McCullough, who turned 17 on Jan. 31, smashed the 86-5.5 set at last year’s event by Walter Henning, a Kings Park, N.Y. native who is now at the University of North Carolina.
“They thought it would never be beaten,” said Paddy McGrath, a Bronx schoolteacher who represented Ireland in hammer throwing at the 2000 Olympic Games.
“The guy is really on his way,” McGrath said. “It’s the start of a great career.”
The Chaminade of West Hills junior is following in a family and ethnic-group tradition. His father, County Louth native Conor McCullough Sr., a close friend of McGrath’s, represented Ireland in the 1984 and 1988 Olympic Games. And young McCullough is excelling in a sport that was dominated for several decades by Irish-born athletes, several of whom represented the United States.
McCullough seems set to wear American colors at the World Junior Championships in Athletics in Poland this July. Henning, who is almost exactly two years his senior, is likely to go to Poland and unless some other competitor shows dramatic progress at the national championships in June, McCullough is expected to join him.
“His dad has done a great job with the kid. It’s in the genes, I guess,” said McGrath. (The young athlete’s parents met at Boston University where his mother was a heptathlete.)
“He’s relaxed — very nice, very well-mannered,” McGrath said. “He’s a very talented kid.”
McCullough, who is still a junior, told the Echo that he would like to study math or sciences in university
“I can’t throw forever,” he said with a laugh. “I’m looking around.” But there are rules governing who can talk to him at this stage.
When it’s time to make a decision, he’ll have at least one high-powered advisor to consult with. He described Harold Connolly, an Irish-American thrower who won gold in 1956 and the last U.S. winner in the discipline, as a “mentor.”
McGrath suggested that with his record-smashing third throw at the recent New York meet, his first competition indoors, the young thrower will have his pick of the best colleges.
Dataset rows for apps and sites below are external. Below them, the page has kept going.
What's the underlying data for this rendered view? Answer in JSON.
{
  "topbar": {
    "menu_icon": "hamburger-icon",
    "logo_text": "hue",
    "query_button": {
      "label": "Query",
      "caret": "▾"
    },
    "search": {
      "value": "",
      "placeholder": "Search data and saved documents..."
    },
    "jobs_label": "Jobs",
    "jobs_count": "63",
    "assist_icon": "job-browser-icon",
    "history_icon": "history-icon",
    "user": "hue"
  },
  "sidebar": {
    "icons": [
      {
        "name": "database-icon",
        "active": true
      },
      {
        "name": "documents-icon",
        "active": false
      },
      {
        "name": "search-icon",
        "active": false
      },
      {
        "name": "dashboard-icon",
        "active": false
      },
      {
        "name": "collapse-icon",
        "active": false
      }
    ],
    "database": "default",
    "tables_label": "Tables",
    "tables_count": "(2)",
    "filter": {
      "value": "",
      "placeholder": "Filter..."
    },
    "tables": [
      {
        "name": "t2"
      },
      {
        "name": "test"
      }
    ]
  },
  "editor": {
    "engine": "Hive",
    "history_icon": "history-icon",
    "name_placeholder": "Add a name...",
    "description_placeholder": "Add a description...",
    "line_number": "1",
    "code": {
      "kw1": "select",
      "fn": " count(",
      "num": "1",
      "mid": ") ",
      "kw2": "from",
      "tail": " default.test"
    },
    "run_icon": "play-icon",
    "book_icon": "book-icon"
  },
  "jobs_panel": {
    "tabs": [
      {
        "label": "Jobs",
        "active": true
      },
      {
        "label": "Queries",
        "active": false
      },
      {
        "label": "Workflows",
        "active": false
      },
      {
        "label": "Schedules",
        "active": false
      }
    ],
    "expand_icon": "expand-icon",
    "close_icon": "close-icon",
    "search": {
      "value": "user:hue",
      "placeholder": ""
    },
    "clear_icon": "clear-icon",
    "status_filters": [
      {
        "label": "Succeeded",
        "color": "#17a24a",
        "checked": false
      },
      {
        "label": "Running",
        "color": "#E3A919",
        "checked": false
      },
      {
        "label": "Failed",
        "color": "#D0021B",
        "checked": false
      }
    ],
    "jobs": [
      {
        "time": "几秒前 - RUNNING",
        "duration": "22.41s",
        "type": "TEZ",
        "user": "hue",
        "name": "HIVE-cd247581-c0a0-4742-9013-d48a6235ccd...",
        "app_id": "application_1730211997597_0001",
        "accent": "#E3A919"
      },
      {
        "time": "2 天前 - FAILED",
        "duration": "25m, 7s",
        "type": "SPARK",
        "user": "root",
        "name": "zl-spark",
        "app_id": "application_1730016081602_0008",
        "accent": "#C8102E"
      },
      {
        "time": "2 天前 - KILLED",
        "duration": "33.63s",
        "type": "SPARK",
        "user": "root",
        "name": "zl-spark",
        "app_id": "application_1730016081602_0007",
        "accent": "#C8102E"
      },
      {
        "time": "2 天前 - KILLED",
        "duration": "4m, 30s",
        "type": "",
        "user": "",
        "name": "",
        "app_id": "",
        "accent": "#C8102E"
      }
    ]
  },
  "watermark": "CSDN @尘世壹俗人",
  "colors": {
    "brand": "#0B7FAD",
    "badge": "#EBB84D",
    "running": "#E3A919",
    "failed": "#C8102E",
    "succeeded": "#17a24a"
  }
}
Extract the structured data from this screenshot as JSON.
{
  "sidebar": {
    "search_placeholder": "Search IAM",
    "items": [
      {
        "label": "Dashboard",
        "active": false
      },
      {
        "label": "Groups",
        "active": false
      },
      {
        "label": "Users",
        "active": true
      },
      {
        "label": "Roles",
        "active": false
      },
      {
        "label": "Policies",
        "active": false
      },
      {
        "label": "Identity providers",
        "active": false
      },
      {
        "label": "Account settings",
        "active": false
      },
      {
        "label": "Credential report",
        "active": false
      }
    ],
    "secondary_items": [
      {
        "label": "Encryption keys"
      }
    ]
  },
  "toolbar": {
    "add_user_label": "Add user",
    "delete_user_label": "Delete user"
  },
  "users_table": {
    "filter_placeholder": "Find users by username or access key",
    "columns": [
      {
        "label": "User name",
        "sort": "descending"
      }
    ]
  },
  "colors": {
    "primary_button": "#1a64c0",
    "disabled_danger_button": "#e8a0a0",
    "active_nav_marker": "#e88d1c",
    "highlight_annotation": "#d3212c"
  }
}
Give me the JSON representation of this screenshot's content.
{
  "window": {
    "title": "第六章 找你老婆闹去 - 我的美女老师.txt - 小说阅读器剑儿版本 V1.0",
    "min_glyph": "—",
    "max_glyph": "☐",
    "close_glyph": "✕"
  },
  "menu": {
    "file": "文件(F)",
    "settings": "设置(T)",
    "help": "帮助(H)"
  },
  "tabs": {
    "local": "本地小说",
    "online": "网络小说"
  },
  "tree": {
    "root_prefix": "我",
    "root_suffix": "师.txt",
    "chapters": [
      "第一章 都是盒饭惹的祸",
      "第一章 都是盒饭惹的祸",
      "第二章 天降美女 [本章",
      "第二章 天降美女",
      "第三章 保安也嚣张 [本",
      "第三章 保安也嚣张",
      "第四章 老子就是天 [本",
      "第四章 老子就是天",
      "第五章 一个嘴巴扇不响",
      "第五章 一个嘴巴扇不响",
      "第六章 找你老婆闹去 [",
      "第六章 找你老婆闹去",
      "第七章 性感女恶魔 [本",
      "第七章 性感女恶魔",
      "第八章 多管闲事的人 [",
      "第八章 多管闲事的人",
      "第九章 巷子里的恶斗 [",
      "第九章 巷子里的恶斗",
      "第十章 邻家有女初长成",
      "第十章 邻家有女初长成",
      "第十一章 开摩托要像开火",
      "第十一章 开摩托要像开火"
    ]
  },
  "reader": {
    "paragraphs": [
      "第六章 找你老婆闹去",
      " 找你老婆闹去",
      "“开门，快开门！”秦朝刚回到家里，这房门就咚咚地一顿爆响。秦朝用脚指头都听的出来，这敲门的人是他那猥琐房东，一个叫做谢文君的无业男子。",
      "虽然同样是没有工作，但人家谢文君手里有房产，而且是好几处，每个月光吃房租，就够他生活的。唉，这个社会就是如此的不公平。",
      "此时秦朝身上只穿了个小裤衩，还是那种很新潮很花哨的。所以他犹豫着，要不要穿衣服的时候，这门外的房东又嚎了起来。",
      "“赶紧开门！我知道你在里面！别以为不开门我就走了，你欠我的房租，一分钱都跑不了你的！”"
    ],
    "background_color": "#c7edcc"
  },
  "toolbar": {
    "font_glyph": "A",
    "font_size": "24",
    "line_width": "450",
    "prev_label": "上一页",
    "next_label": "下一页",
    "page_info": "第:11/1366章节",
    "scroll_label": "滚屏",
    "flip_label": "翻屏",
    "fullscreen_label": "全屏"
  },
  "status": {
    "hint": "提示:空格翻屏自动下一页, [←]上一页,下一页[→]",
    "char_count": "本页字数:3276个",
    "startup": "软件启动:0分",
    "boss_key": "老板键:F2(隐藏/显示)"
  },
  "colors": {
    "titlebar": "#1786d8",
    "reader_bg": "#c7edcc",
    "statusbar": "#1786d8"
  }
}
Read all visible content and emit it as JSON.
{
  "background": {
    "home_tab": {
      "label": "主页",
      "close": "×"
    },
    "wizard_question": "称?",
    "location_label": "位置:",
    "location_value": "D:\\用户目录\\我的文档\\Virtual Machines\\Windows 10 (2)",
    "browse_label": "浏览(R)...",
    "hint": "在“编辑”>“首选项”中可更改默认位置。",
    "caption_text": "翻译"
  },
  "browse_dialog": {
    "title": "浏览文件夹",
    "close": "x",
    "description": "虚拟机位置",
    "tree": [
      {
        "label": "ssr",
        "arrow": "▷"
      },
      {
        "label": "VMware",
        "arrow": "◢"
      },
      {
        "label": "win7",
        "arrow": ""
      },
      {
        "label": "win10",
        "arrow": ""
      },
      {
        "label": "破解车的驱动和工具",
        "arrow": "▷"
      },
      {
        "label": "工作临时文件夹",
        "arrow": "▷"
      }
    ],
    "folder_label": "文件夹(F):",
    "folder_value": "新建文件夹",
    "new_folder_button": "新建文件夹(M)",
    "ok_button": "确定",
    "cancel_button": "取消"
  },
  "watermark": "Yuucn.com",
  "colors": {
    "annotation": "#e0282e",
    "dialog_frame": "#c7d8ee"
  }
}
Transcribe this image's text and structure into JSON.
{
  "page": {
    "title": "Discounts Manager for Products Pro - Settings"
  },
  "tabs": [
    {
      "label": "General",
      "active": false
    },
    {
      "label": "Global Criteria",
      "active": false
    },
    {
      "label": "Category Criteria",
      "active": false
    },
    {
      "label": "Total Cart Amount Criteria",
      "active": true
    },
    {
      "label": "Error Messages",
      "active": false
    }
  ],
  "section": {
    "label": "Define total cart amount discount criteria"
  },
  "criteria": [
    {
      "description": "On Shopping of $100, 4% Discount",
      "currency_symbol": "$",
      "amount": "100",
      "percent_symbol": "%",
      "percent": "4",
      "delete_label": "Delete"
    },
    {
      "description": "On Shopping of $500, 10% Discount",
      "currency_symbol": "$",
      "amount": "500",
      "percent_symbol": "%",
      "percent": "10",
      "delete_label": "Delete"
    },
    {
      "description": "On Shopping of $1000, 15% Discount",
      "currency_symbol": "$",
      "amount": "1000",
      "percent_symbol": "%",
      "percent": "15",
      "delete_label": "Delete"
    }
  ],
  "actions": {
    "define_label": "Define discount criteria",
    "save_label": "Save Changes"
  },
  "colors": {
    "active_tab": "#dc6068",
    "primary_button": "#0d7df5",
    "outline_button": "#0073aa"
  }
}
“Basically he can go anywhere he wants on a full scholarship. He’s good academically,” McGrath said.
The weight-throw is a 25-pound competition, in contrast to the 12 pounds usually thrown at high school and the 16 pounds at adult level.
“It’s shorter than the regular hammer,” said McCullough, who also holds the national freshman and sophomore class hammer-throw records.
“Basically it’s an East Coast thing,” he added about the weight throw.
Hammer throwing has its modern roots in Scottish highland games, but it was the Irish who had a near monopoly on gold in the first third of the 20th century. John Flanagan, a Limerick man who represented the United States, was the first Olympic gold medalist in the sport in 1900 and won again in 1904 and 1908. Tipperary-born NYPD officer Matt McGrath won in 1912, while another Tipperary man, Pat Ryan, got gold for the U.S. at the next Olympics in 1920.
American Fred Tootell was the first non-Irishman to win the event, but was quickly followed by Pat O’Callaghan’s gold medals won for Ireland at the 1928 Amsterdam and 1932 Los Angeles games.
Is a young Irish-American from Los Angeles destined to win Olympic gold in the 21st century? McGrath doesn’t see why not, believing that the young McCullough might even be ready to compete in the London Olympics in 2012.
“If not 2012, then definitely later,” the Dublin-born McGrath said, adding that a hammer thrower usually peaks at age 32 or 33.